Merriam-Webster defines facilitator as: “one that helps to bring about an outcome by providing indirect or unobtrusive assistance, guidance, or supervision”. Roger Schwarz defines it as “…substantively neutral… intervenes to help a group improve the way it identifies and solves problems to make decisions”. The International Association of Facilitators (IAF) defines the role in this short short video as part architect, part process driver and part guide.

In summary, a facilitator is one who remains neutral, enables a process, and helps bring about an outcome. To do this, a facilitator must be open minded, transparent, curious, and draw on the expertise of a group. A facilitator believes the a group is capable and competent and able to participate in its own solutions. The problem solving insight comes from the group, not the facilitator. A facilitator also works with a group to jointly design a next step.

While there are many definitions (and this is greatly simplified), leadership is fundamentally about achieving goals and inspiring people along the way by harnessing people power. 

Under these definitions, the overlap between facilitative mindsets and facilitative leadership are more obvious: both are about achieving goals; both are about accessing the knowledge and expertise in the room (organization) and both are about believing in the capacity of the group (team). Many leaders will say they hire good people and get out of their way so that they can do what is needed.

The term ‘facilitative leader’ is used quite frequently by the facilitation community. So what does it mean? A leader with a mindset that says there is wisdom in this room embraces a facilitative style; a leader that ensures everyone has a voice that that every voice is heard demonstrates a facilitative style; a leader that is open and transparent about what they think, why they think it and actively invites alternate viewpoint portrays a facilitative mind set. A leader who listens well, clarifies understandings and tests assumptions acts in a facilitative manner.  

Whether 1:1, 1:several or 1:many – facilitation skills say a lot about whether your leadership style is autocratic, participative, inclusive, or hierarchical. How you handle a group discussion is very illuminating.  
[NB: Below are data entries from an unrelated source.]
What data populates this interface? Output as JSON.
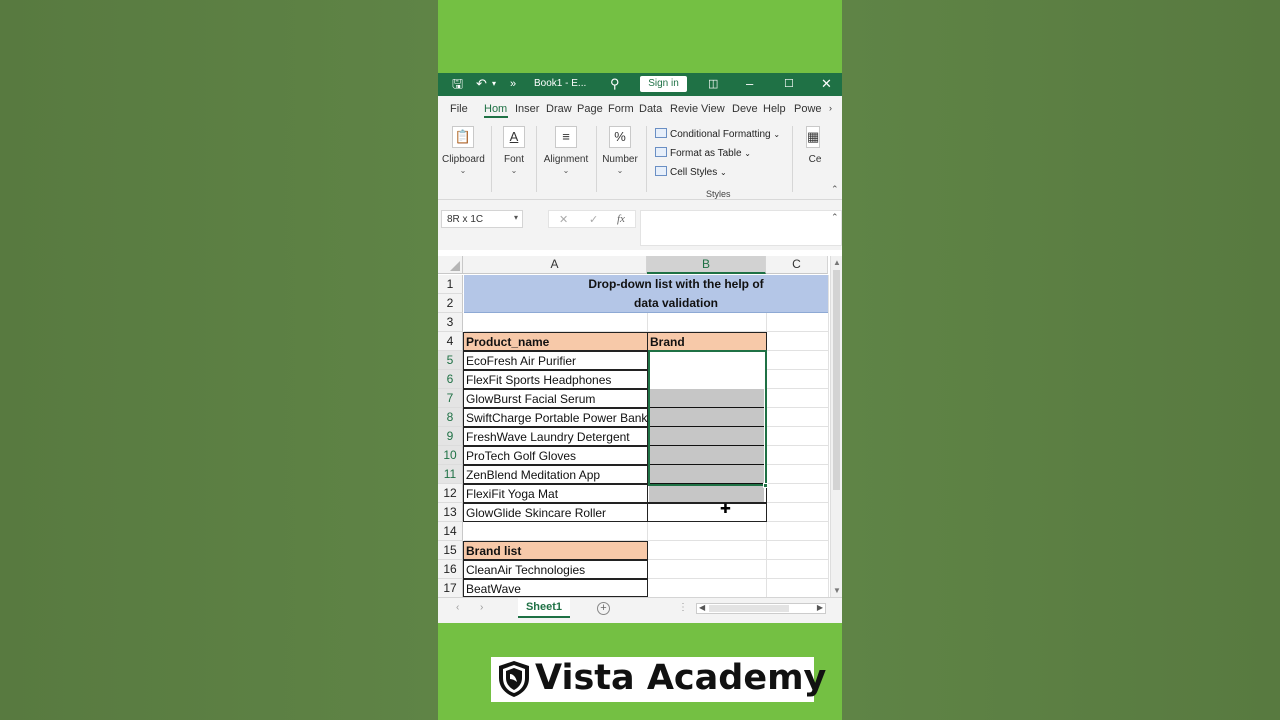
{
  "window": {
    "book_title": "Book1 - E...",
    "sign_in": "Sign in",
    "more_glyph": "»"
  },
  "ribbon": {
    "tabs": [
      "File",
      "Hom",
      "Inser",
      "Draw",
      "Page",
      "Form",
      "Data",
      "Revie",
      "View",
      "Deve",
      "Help",
      "Powe"
    ],
    "active_tab": "Hom",
    "groups": {
      "clipboard": "Clipboard",
      "font": "Font",
      "alignment": "Alignment",
      "number": "Number",
      "cells": "Ce"
    },
    "styles": {
      "conditional_formatting": "Conditional Formatting",
      "format_as_table": "Format as Table",
      "cell_styles": "Cell Styles",
      "label": "Styles"
    }
  },
  "formula_bar": {
    "name_box": "8R x 1C",
    "cancel": "✕",
    "enter": "✓",
    "fx": "fx",
    "value": ""
  },
  "grid": {
    "columns": [
      "A",
      "B",
      "C"
    ],
    "selected_column": "B",
    "rows": [
      "1",
      "2",
      "3",
      "4",
      "5",
      "6",
      "7",
      "8",
      "9",
      "10",
      "11",
      "12",
      "13",
      "14",
      "15",
      "16",
      "17"
    ],
    "title_line1": "Drop-down list with the help of",
    "title_line2": "data validation",
    "header_product": "Product_name",
    "header_brand": "Brand",
    "products": [
      "EcoFresh Air Purifier",
      "FlexFit Sports Headphones",
      "GlowBurst Facial Serum",
      "SwiftCharge Portable Power Bank",
      "FreshWave Laundry Detergent",
      "ProTech Golf Gloves",
      "ZenBlend Meditation App",
      "FlexiFit Yoga Mat",
      "GlowGlide Skincare Roller"
    ],
    "brand_list_header": "Brand list",
    "brands": [
      "CleanAir Technologies",
      "BeatWave"
    ]
  },
  "sheets": {
    "active": "Sheet1",
    "add": "+"
  },
  "brand_overlay": {
    "name": "Vista Academy"
  },
  "colors": {
    "excel_green": "#1f7145",
    "title_fill": "#b4c6e7",
    "header_fill": "#f7c9a9",
    "selection_fill": "#c6c6c6",
    "background_green": "#74c043"
  }
}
After 25 years in the workforce and many years facilitating, both formally and informally, I’ve come to the conclusion that facilitation skills should be taught in virtually every educational program out there: engineering, science, business, arts, education, etc. How much better would the workplace be if more leaders embraced a facilitative style?